State budget: all you have to do is decide on a number. Pensions: it's considerably more complex. You're going to jerk it up entirely if it's done fast and not right.
"Absolutely," Nutter said when asked whether he would like the House, if approved by the Senate, to take up the bill and make no changes.
"I would certainly hope the House would not make any changes primarily because of timing issues," Nutter said. (Trib, Brad Bumstead)
I'm glad things are working out well for Philadelphia, and I trust things are working out well for Philadelphia in a way that does not actually hamper the effort in the rest of the state
However, this is all new to Pittsburgh -- and no doubt to some of the rest of the municipalities as well. How many have seen the real numbers?
(Yes, I know, I know. We've all made bad choices for too long. It's embarrassing. Pittsburgh should have fixed this in the 1990's. We all could have fixed this sometime this millennium. We in particular might have worked on this more over the past three years. So thank you for taking this on, state government leaders who never get enough credit, and thank you Philly for your involvement, but seriously -- you need to slow down and incorporate some feedback -- not all feedback, but SURELY SOME OF IT -- from the actual Pennsylvania cities that are going to be most significantly affected. Because it will affect plenty of them BADLY WHEN THE BILL COMES DUE, and quite by surprise, and you will have another gnarly outrage on your hands, with nothing to defend you except...)
Mayor Michael Nutter wants the legislation to be approved without House changes so that city can begin collecting an extra 1 percent sales tax to help fund its pension system. Democratic Gov. Ed Rendell, a former Philadelphia mayor, is backing Nutter's effort. (Trib, Bumstead and Brandolph)
Ha ha ha, sorry no. Lay down the sack with the dollar bill on it.

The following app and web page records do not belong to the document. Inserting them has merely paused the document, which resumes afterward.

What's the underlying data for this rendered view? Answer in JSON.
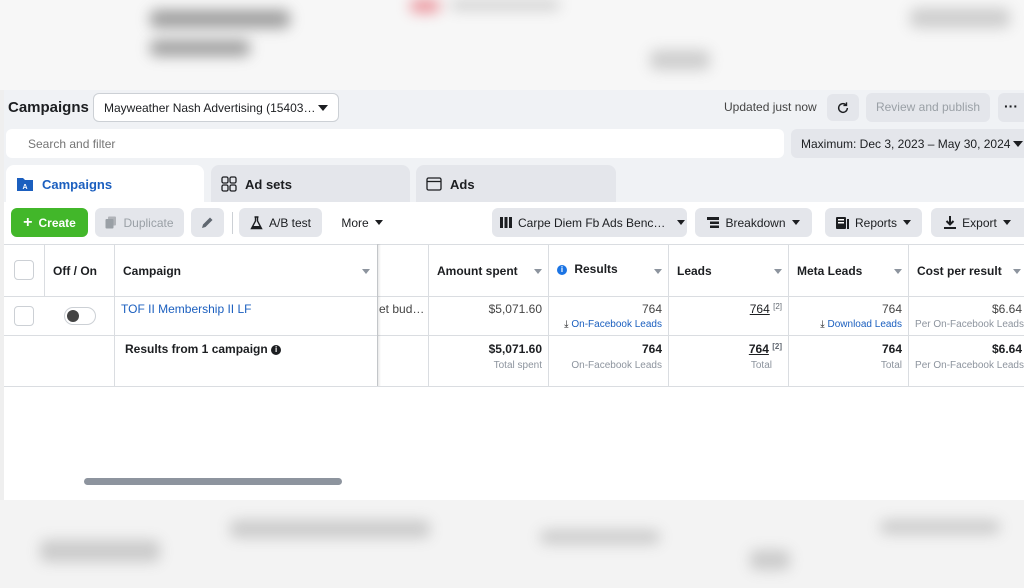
{
  "header": {
    "title": "Campaigns",
    "account": "Mayweather Nash Advertising (15403…",
    "updated": "Updated just now",
    "review_label": "Review and publish",
    "more_label": "···"
  },
  "search": {
    "placeholder": "Search and filter",
    "date_range": "Maximum: Dec 3, 2023 – May 30, 2024"
  },
  "tabs": [
    {
      "label": "Campaigns"
    },
    {
      "label": "Ad sets"
    },
    {
      "label": "Ads"
    }
  ],
  "toolbar": {
    "create": "Create",
    "duplicate": "Duplicate",
    "ab_test": "A/B test",
    "more": "More",
    "columns": "Carpe Diem Fb Ads Benc…",
    "breakdown": "Breakdown",
    "reports": "Reports",
    "export": "Export"
  },
  "table": {
    "headers": {
      "off_on": "Off / On",
      "campaign": "Campaign",
      "amount_spent": "Amount spent",
      "results": "Results",
      "leads": "Leads",
      "meta_leads": "Meta Leads",
      "cost_per_result": "Cost per result"
    },
    "row": {
      "campaign_name": "TOF II Membership II LF",
      "budget_fragment": "et bud…",
      "amount_spent": "$5,071.60",
      "results": "764",
      "results_sub": "On-Facebook Leads",
      "leads": "764",
      "leads_sup": "[2]",
      "meta_leads": "764",
      "meta_leads_sub": "Download Leads",
      "cost_per_result": "$6.64",
      "cost_sub": "Per On-Facebook Leads"
    },
    "summary": {
      "label": "Results from 1 campaign",
      "amount_spent": "$5,071.60",
      "amount_sub": "Total spent",
      "results": "764",
      "results_sub": "On-Facebook Leads",
      "leads": "764",
      "leads_sup": "[2]",
      "leads_sub": "Total",
      "meta_leads": "764",
      "meta_leads_sub": "Total",
      "cost_per_result": "$6.64",
      "cost_sub": "Per On-Facebook Leads"
    }
  },
  "colors": {
    "accent": "#1b5fbf",
    "create_green": "#42b72a"
  },
  "icons": [
    "refresh-icon",
    "campaign-icon",
    "adsets-icon",
    "ads-icon",
    "plus-icon",
    "duplicate-icon",
    "pencil-icon",
    "flask-icon",
    "columns-icon",
    "breakdown-icon",
    "reports-icon",
    "download-icon",
    "info-icon"
  ]
}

No, Mayor Nutter, we are going to pass a good bill instead, a strong and sustainable pensions strategy -- now that we're all caught up on where you and key state leaders have been at.
From what I understand, H.B. 1828 passed the Senate and is holed up in the House "Rules Committee". Very good. How about a month or two? Time to craft some friendly amendments, that are up to speed, and save this initiative from being a total albatross for wide swaths of Pennsylvania. Let's get it done right, and get it done in 2009 -- but not at full ramming speed.